All pathways that limit global warming to 1.5°C with limited or no overshoot project the use of carbon dioxide removal (CDR) on the order of 100–1000 Gt CO2  over the 21st century. CDR would be used to compensate for residual emissions and, in most cases, achieve net negative emissions to return global warming to 1.5°C following a peak (high confidence). CDR deployment of several hundreds of Gt COis subject to multiple feasibility and sustainability constraints (high confidence). Significant near-term emissions reductions and measures to lower energy and land demand can limit CDR deployment to a few hundred Gt COwithout reliance on bioenergy with carbon capture and storage (BECCS) (high confidence)” (page 19).

   IPCC defines   Carbon dioxide removal (CDR)” as follows : Anthropogenic activities removing CO2  from the atmosphere and durably storing it in geological, terrestrial, or ocean reservoirs, or in products. It includes existing and potential anthropogenic enhancement of biological or geochemical sinks and direct air capture and storage but excludes natural COuptake not directly caused by human activities” (page 26).

The fourth scenario recognizes the logical and inevitable increase of COemissions if the world  continues its growth to remove poverty and allow Asia and Africa countries to develop. Therefore, this scenario is based on a massive use of the CDR techniques as the report says: “Emissions reductions are mainly achieved through technological means, making strong use of CDR“.

   Indeed, CDR is just rebranding of the CCS concept that is a cul-de-sac technology for a lack of economy, a lack of available adapted geological sinks on the production sites and also a lack of population acceptance.

How deep-ocean vents fuel massive phytoplankton blooms

by Stanford’s School of Earth, Energy & Environmental Sciences, June 5, 2019 in WUWT


More “settled science” of the carbon cycle~ctm

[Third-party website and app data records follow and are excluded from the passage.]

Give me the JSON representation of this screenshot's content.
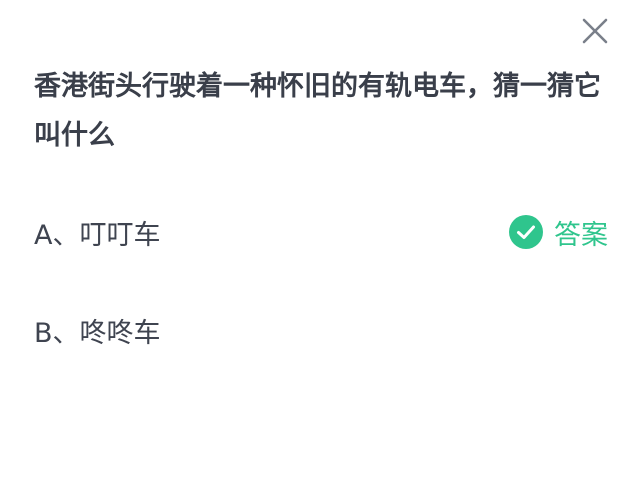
{
  "quiz": {
    "question": "香港街头行驶着一种怀旧的有轨电车，猜一猜它叫什么",
    "options": [
      {
        "text": "A、叮叮车",
        "is_answer": true
      },
      {
        "text": "B、咚咚车",
        "is_answer": false
      }
    ],
    "answer_label": "答案"
  },
  "icons": {
    "close": "close-icon",
    "check": "check-circle-icon"
  },
  "colors": {
    "accent": "#2fc58d",
    "text": "#3f4450",
    "close": "#7a7f8a"
  }
}
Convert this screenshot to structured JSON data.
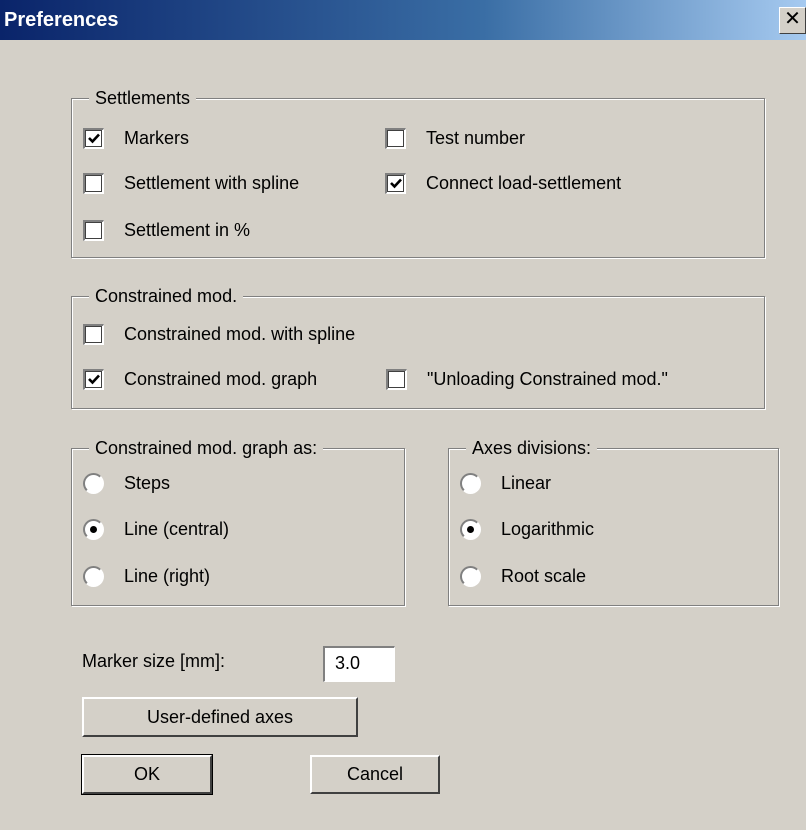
{
  "window": {
    "title": "Preferences",
    "close_glyph": "✕"
  },
  "settlements": {
    "legend": "Settlements",
    "markers": {
      "label": "Markers",
      "checked": true
    },
    "test_number": {
      "label": "Test number",
      "checked": false
    },
    "with_spline": {
      "label": "Settlement with spline",
      "checked": false
    },
    "connect_load": {
      "label": "Connect load-settlement",
      "checked": true
    },
    "in_percent": {
      "label": "Settlement in %",
      "checked": false
    }
  },
  "constrained": {
    "legend": "Constrained mod.",
    "with_spline": {
      "label": "Constrained mod. with spline",
      "checked": false
    },
    "graph": {
      "label": "Constrained mod. graph",
      "checked": true
    },
    "unloading": {
      "label": "\"Unloading Constrained mod.\"",
      "checked": false
    }
  },
  "graph_as": {
    "legend": "Constrained mod. graph as:",
    "options": [
      "Steps",
      "Line (central)",
      "Line (right)"
    ],
    "selected": 1
  },
  "axes_divisions": {
    "legend": "Axes divisions:",
    "options": [
      "Linear",
      "Logarithmic",
      "Root scale"
    ],
    "selected": 1
  },
  "marker_size": {
    "label": "Marker size [mm]:",
    "value": "3.0"
  },
  "buttons": {
    "user_defined_axes": "User-defined axes",
    "ok": "OK",
    "cancel": "Cancel"
  }
}
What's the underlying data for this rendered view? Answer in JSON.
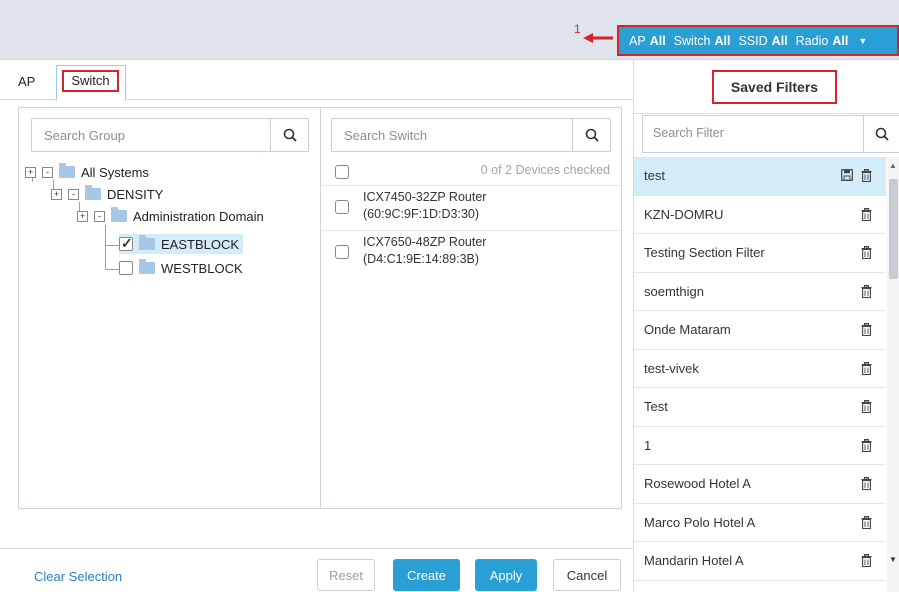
{
  "annotation": {
    "number": "1"
  },
  "filter_bar": {
    "items": [
      {
        "key": "AP",
        "value": "All"
      },
      {
        "key": "Switch",
        "value": "All"
      },
      {
        "key": "SSID",
        "value": "All"
      },
      {
        "key": "Radio",
        "value": "All"
      }
    ],
    "caret_icon": "caret-down-icon"
  },
  "tabs": {
    "ap": "AP",
    "switch": "Switch"
  },
  "group_search": {
    "placeholder": "Search Group",
    "icon": "search-icon"
  },
  "switch_search": {
    "placeholder": "Search Switch",
    "icon": "search-icon"
  },
  "tree": {
    "root": "All Systems",
    "density": "DENSITY",
    "admin_domain": "Administration Domain",
    "eastblock": "EASTBLOCK",
    "westblock": "WESTBLOCK"
  },
  "devices": {
    "count_text": "0 of 2 Devices checked",
    "items": [
      {
        "name": "ICX7450-32ZP Router",
        "mac": "(60:9C:9F:1D:D3:30)"
      },
      {
        "name": "ICX7650-48ZP Router",
        "mac": "(D4:C1:9E:14:89:3B)"
      }
    ]
  },
  "footer": {
    "clear": "Clear Selection",
    "reset": "Reset",
    "create": "Create",
    "apply": "Apply",
    "cancel": "Cancel"
  },
  "saved_filters": {
    "title": "Saved Filters",
    "search_placeholder": "Search Filter",
    "items": [
      "test",
      "KZN-DOMRU",
      "Testing Section Filter",
      "soemthign",
      "Onde Mataram",
      "test-vivek",
      "Test",
      "1",
      "Rosewood Hotel A",
      "Marco Polo Hotel A",
      "Mandarin Hotel A"
    ]
  },
  "colors": {
    "accent": "#2a9fd6",
    "annotation_red": "#d8232a",
    "selected_row": "#d4ecfa",
    "topbar_bg": "#dfe3ea"
  }
}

Stanford study shows how hydrothermal vents fuel massive phytoplankton blooms — and possible hotspots for carbon storage

Researchers at Stanford University say they have found an aquatic highway that lets nutrients from Earth’s belly sweep up to surface waters off the coast of Antarctica and stimulate explosive growth of microscopic ocean algae.

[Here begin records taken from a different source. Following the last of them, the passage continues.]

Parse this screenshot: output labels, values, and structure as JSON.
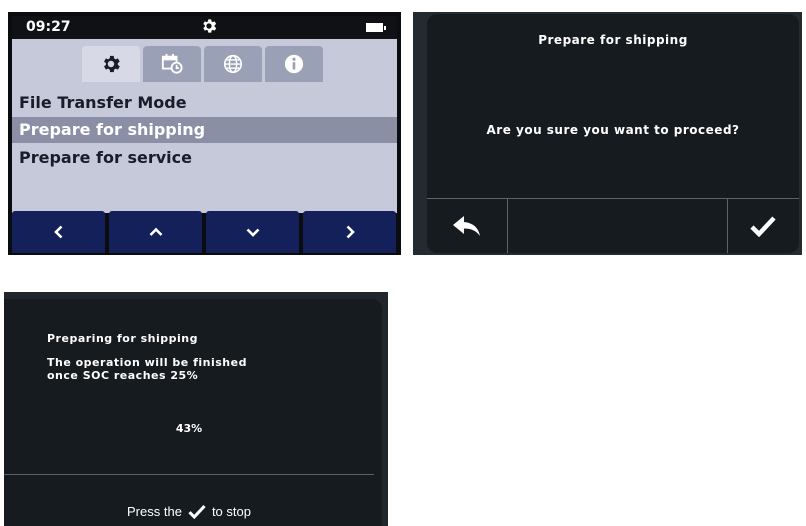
{
  "settings_screen": {
    "status": {
      "time": "09:27"
    },
    "tabs": [
      {
        "name": "settings",
        "icon": "gear-icon",
        "active": true
      },
      {
        "name": "calendar-clock",
        "icon": "calendar-clock-icon",
        "active": false
      },
      {
        "name": "globe",
        "icon": "globe-icon",
        "active": false
      },
      {
        "name": "info",
        "icon": "info-icon",
        "active": false
      }
    ],
    "menu": [
      {
        "label": "File Transfer Mode",
        "selected": false
      },
      {
        "label": "Prepare for shipping",
        "selected": true
      },
      {
        "label": "Prepare for service",
        "selected": false
      }
    ],
    "nav_buttons": [
      "chevron-left-icon",
      "chevron-up-icon",
      "chevron-down-icon",
      "chevron-right-icon"
    ]
  },
  "confirm_dialog": {
    "title": "Prepare for shipping",
    "message": "Are you sure you want to proceed?",
    "buttons": [
      "back-arrow-icon",
      "checkmark-icon"
    ]
  },
  "progress_dialog": {
    "title": "Preparing for shipping",
    "message_line1": "The operation will be finished",
    "message_line2": "once SOC reaches 25%",
    "progress": "43%",
    "footer_prefix": "Press the",
    "footer_suffix": "to stop",
    "footer_icon": "checkmark-icon"
  },
  "colors": {
    "menu_panel": "#c6c9da",
    "menu_selected": "#8b8fa6",
    "nav_button": "#13205a",
    "dialog_bg": "#161b1f"
  }
}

Their study, published June 5 in the journal Nature Communications, suggests that hydrothermal vents – openings in the seafloor that gush scorching hot streams of mineral-rich fluid – may affect life near the ocean’s surface and the global carbon cycle more than previously thought.

Mathieu Ardyna, a postdoctoral scholar and the study’s lead author, said the research provides the first observed evidence of iron from the Southern Ocean’s depths turning normally anemic surface waters into hotspots for phytoplankton – the tiny algae that sustain the marine food web, pull heat-trapping carbon dioxide out of the air and produce a huge amount of the oxygen we breathe. “Our study shows that iron from hydrothermal vents can well up, travel across hundreds of miles of open ocean and allow phytoplankton to thrive in some very unexpected places,” he said.

Kevin Arrigo, a professor of Earth system science and senior author of the paper, called the findings “important because they show how intimately linked the deep ocean and surface ocean can be.”